> PROBLEM DESCRIPTION
Leaving out the pictures, output each record exactly as it stands.

INFORMATION PROVIDED: Begin

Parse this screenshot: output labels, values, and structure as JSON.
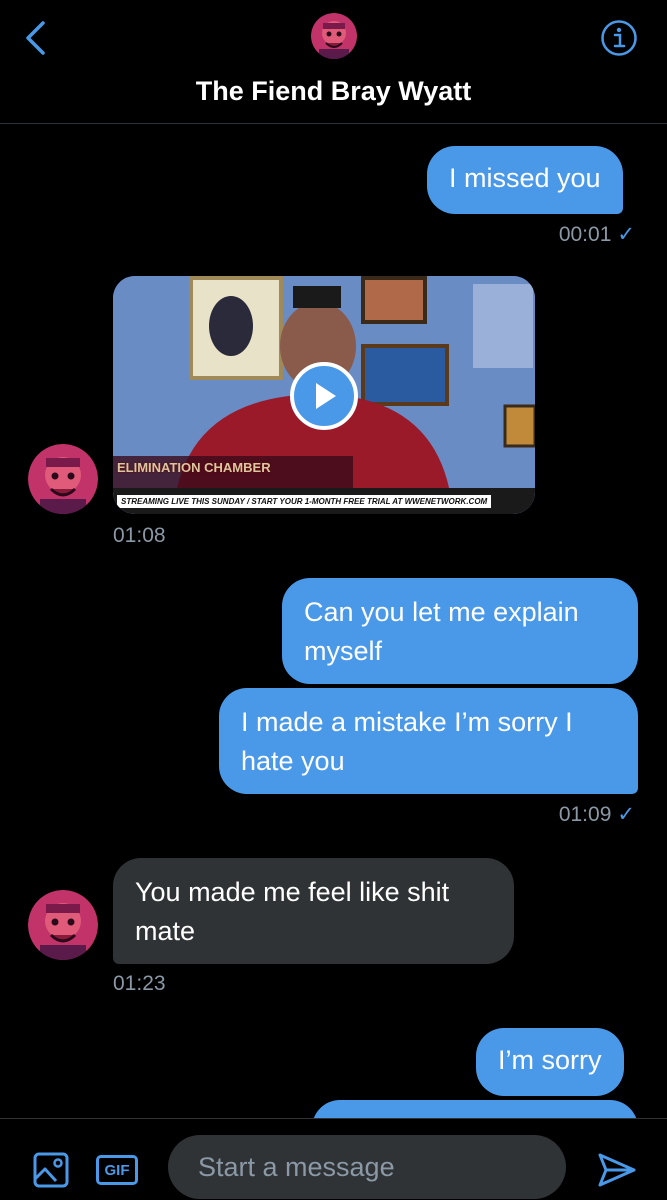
{
  "header": {
    "title": "The Fiend Bray Wyatt",
    "back_icon": "chevron-left-icon",
    "info_icon": "info-icon"
  },
  "messages": [
    {
      "direction": "outgoing",
      "text": "I missed you",
      "time": "00:01",
      "read": true
    },
    {
      "direction": "incoming",
      "type": "video",
      "time": "01:08",
      "video": {
        "banner": "STREAMING LIVE THIS SUNDAY / START YOUR 1-MONTH FREE TRIAL AT WWENETWORK.COM",
        "event_logo": "ELIMINATION CHAMBER"
      }
    },
    {
      "direction": "outgoing",
      "text": "Can you let me explain myself"
    },
    {
      "direction": "outgoing",
      "text": "I made a mistake I’m sorry I hate you",
      "time": "01:09",
      "read": true
    },
    {
      "direction": "incoming",
      "text": "You made me feel like shit mate",
      "time": "01:23"
    },
    {
      "direction": "outgoing",
      "text": "I’m sorry"
    }
  ],
  "composer": {
    "placeholder": "Start a message",
    "gif_label": "GIF",
    "image_icon": "image-icon",
    "send_icon": "send-icon"
  },
  "colors": {
    "accent": "#4a99e9",
    "incoming_bubble": "#2f3336",
    "background": "#000000",
    "timestamp": "#8b98a5"
  }
}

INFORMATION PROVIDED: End

> ANSWER TO THIS PROBLEM
Parse this screenshot: output labels, values, and structure as JSON.
{
  "header": {
    "title": "The Fiend Bray Wyatt",
    "back_icon": "chevron-left-icon",
    "info_icon": "info-icon"
  },
  "messages": [
    {
      "direction": "outgoing",
      "text": "I missed you",
      "time": "00:01",
      "read": true
    },
    {
      "direction": "incoming",
      "type": "video",
      "time": "01:08",
      "video": {
        "banner": "STREAMING LIVE THIS SUNDAY / START YOUR 1-MONTH FREE TRIAL AT WWENETWORK.COM",
        "event_logo": "ELIMINATION CHAMBER"
      }
    },
    {
      "direction": "outgoing",
      "text": "Can you let me explain myself"
    },
    {
      "direction": "outgoing",
      "text": "I made a mistake I’m sorry I hate you",
      "time": "01:09",
      "read": true
    },
    {
      "direction": "incoming",
      "text": "You made me feel like shit mate",
      "time": "01:23"
    },
    {
      "direction": "outgoing",
      "text": "I’m sorry"
    }
  ],
  "composer": {
    "placeholder": "Start a message",
    "gif_label": "GIF",
    "image_icon": "image-icon",
    "send_icon": "send-icon"
  },
  "colors": {
    "accent": "#4a99e9",
    "incoming_bubble": "#2f3336",
    "background": "#000000",
    "timestamp": "#8b98a5"
  }
}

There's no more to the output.